WHAT TO PRODUCE >> Go through the listing below and gather every line with the word "investment".

THE RECORDS >>
::::

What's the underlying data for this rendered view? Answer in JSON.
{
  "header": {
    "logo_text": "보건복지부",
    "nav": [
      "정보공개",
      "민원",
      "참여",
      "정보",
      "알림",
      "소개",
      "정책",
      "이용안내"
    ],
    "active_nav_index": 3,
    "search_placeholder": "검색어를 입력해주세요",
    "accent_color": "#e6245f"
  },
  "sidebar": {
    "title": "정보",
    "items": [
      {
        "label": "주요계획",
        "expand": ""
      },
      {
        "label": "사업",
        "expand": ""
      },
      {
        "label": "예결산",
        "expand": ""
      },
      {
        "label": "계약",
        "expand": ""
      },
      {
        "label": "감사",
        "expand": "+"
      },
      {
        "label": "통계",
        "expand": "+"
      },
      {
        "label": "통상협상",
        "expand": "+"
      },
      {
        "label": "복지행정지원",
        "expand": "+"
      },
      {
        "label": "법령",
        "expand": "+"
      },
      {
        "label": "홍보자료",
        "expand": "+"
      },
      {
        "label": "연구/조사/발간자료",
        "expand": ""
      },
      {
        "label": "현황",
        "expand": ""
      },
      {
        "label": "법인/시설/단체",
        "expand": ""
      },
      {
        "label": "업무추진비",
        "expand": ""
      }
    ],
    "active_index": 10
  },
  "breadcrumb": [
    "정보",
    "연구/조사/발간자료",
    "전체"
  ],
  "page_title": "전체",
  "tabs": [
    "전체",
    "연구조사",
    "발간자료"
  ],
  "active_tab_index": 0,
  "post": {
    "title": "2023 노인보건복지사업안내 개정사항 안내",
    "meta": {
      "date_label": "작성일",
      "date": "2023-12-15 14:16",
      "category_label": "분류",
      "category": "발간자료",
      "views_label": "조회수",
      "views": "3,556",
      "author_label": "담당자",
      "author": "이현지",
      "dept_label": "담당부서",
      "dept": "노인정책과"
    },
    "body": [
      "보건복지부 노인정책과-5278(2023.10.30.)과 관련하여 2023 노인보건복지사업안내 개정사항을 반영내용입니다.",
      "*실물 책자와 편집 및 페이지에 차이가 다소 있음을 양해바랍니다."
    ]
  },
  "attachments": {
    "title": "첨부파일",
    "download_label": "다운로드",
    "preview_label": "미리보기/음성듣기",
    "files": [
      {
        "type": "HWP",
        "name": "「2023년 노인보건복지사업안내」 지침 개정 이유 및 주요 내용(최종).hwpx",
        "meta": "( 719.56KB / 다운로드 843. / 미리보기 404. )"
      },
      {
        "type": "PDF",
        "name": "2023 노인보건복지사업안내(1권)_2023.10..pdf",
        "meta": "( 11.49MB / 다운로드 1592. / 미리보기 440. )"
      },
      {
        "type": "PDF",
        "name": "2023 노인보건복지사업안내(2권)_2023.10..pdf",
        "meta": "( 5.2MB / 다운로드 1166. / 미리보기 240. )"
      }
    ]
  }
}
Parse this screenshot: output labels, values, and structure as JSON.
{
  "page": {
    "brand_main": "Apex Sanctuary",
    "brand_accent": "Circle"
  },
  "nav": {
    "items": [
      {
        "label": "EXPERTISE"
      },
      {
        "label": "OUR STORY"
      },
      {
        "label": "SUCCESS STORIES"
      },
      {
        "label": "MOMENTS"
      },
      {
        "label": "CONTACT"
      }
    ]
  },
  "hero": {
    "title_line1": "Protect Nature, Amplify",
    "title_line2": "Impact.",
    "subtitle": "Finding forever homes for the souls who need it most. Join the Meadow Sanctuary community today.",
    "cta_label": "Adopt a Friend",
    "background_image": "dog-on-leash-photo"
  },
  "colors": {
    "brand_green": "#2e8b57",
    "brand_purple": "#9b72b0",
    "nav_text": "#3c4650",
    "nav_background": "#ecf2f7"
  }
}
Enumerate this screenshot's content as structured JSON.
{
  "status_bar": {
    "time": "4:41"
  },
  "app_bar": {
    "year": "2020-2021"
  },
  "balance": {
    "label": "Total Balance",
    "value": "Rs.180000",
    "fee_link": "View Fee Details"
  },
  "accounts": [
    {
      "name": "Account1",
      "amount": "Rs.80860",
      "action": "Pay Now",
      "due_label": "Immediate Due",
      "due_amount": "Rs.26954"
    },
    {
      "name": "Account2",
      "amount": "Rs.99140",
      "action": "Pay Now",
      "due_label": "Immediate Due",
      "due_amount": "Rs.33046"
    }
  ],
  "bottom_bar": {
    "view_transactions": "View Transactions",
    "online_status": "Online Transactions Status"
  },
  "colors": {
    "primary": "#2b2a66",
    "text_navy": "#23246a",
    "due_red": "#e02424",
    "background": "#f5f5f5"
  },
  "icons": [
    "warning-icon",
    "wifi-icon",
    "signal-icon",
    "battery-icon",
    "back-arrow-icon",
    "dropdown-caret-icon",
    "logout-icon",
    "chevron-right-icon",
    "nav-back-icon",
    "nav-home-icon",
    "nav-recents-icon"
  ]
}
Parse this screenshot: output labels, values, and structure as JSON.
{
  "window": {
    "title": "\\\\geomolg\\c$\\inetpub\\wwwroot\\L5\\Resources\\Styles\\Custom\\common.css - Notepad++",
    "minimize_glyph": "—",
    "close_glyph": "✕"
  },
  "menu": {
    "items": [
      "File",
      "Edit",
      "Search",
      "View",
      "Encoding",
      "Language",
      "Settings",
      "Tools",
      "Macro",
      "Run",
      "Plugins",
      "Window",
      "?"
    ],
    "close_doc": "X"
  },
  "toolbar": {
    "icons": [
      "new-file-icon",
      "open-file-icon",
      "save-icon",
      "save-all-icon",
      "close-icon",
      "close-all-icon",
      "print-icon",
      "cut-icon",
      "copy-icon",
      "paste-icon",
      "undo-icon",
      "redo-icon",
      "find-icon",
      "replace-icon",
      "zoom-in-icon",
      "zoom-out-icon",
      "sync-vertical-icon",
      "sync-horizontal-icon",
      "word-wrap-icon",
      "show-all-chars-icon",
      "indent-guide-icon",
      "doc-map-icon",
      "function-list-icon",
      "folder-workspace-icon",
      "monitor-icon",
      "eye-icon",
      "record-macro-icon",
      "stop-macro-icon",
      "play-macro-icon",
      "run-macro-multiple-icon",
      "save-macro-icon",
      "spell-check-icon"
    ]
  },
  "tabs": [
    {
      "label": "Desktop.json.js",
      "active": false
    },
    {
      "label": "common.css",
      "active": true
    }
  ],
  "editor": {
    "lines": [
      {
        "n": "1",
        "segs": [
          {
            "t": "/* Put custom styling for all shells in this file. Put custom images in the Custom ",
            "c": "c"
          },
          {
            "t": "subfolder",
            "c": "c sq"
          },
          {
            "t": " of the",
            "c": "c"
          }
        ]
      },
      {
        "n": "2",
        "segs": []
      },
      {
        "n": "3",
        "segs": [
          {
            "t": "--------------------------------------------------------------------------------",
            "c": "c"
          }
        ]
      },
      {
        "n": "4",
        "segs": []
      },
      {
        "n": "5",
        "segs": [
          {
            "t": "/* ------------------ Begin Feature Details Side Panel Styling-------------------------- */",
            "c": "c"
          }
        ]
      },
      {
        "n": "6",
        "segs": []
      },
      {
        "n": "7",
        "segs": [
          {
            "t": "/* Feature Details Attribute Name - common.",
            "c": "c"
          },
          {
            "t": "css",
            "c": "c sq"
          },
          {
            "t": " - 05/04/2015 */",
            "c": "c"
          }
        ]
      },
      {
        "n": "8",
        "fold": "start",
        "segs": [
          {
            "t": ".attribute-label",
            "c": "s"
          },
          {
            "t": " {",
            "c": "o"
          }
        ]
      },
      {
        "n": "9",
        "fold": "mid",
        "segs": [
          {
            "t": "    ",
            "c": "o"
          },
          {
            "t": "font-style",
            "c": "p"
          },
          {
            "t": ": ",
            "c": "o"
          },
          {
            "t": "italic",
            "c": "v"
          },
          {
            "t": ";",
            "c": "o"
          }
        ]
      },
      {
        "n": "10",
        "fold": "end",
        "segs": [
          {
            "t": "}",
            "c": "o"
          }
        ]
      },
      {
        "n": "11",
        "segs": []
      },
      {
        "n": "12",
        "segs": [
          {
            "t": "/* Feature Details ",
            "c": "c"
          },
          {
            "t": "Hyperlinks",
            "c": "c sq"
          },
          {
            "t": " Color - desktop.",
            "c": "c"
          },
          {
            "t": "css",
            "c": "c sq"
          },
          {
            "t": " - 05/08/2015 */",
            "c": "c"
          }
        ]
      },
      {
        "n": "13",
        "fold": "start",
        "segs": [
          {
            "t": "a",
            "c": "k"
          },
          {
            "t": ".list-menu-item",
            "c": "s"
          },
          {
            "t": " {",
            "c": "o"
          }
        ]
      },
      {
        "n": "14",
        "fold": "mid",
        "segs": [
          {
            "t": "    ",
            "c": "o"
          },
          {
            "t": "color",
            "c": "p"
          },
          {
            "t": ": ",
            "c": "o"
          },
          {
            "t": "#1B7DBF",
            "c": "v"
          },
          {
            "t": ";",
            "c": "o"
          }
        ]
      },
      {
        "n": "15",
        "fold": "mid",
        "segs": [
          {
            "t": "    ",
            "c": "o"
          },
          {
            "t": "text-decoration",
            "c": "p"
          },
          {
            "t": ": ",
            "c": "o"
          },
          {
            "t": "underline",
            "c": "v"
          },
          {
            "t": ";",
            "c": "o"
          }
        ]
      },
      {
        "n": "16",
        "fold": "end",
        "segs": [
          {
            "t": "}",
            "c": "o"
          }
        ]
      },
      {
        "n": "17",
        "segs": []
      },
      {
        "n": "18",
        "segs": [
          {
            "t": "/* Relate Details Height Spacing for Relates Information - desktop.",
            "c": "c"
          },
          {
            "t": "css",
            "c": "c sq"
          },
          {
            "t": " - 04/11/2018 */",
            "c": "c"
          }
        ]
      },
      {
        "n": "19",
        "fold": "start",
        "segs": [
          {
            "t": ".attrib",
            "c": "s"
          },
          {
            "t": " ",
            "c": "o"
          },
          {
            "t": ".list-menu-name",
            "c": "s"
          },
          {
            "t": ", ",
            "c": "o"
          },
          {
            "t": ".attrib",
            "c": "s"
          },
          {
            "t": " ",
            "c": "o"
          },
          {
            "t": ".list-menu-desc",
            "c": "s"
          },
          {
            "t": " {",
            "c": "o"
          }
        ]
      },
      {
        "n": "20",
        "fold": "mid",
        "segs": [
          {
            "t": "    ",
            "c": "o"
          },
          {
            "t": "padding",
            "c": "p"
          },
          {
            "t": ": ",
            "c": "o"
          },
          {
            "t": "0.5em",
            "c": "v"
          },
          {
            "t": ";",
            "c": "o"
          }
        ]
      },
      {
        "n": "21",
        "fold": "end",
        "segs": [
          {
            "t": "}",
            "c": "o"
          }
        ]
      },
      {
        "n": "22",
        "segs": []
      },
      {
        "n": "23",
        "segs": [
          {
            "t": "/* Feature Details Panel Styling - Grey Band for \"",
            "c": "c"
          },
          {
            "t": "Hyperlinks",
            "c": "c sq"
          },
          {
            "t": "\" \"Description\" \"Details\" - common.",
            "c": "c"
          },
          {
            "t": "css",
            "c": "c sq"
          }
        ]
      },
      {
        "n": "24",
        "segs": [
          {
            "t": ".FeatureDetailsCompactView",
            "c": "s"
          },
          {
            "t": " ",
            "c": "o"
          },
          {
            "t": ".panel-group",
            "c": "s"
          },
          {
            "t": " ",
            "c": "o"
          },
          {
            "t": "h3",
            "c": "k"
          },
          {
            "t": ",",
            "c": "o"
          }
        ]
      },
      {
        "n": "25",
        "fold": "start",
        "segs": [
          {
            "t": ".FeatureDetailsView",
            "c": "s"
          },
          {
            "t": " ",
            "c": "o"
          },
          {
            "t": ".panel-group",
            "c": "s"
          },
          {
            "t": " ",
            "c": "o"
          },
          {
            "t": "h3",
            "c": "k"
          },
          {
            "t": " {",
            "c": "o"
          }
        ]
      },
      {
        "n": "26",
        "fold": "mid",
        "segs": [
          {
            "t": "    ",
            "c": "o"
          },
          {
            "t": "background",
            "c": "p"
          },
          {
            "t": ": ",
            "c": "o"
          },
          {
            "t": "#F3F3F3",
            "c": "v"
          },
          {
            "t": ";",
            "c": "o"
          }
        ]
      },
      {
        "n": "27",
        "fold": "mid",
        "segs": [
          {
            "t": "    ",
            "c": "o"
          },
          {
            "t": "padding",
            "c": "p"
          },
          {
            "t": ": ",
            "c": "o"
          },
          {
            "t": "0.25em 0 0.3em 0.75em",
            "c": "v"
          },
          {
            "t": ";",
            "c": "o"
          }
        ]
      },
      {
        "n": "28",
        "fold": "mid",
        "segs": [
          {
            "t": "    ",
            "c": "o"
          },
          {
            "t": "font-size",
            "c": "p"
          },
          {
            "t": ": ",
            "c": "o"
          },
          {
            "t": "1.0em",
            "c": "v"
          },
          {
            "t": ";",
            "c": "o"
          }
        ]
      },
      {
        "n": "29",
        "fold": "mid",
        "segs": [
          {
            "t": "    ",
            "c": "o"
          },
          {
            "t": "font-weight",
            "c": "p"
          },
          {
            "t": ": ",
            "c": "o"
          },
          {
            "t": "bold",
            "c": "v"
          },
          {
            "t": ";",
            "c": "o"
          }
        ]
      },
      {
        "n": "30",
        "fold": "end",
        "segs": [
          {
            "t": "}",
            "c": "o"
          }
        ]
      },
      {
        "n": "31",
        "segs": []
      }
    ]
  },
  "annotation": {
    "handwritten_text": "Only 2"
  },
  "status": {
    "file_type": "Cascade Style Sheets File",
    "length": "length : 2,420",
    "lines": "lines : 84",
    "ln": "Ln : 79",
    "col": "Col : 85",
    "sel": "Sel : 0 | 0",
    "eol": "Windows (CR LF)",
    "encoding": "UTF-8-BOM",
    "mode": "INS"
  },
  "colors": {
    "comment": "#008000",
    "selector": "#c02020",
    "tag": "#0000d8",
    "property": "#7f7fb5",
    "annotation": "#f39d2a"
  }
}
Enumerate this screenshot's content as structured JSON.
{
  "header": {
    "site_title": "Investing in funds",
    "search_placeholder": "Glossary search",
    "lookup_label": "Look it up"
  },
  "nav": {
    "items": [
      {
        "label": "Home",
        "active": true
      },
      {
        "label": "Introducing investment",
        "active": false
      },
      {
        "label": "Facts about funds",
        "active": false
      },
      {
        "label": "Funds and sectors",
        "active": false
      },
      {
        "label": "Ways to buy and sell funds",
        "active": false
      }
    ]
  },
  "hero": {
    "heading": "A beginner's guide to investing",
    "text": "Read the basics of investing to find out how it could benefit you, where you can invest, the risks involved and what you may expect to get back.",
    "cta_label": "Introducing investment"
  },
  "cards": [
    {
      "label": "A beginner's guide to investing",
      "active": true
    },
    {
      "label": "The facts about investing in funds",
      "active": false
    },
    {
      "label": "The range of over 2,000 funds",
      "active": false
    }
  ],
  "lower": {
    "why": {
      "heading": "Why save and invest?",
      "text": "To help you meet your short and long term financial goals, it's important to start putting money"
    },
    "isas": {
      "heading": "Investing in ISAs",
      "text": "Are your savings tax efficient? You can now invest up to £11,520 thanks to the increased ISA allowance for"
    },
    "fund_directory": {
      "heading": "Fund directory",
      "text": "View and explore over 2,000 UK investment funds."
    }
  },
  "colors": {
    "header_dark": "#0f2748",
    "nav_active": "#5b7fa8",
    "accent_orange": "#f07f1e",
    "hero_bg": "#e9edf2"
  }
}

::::

EXERCISE ANSWER >>
        "label": "Introducing investment",
    "cta_label": "Introducing investment"
      "text": "View and explore over 2,000 UK investment funds."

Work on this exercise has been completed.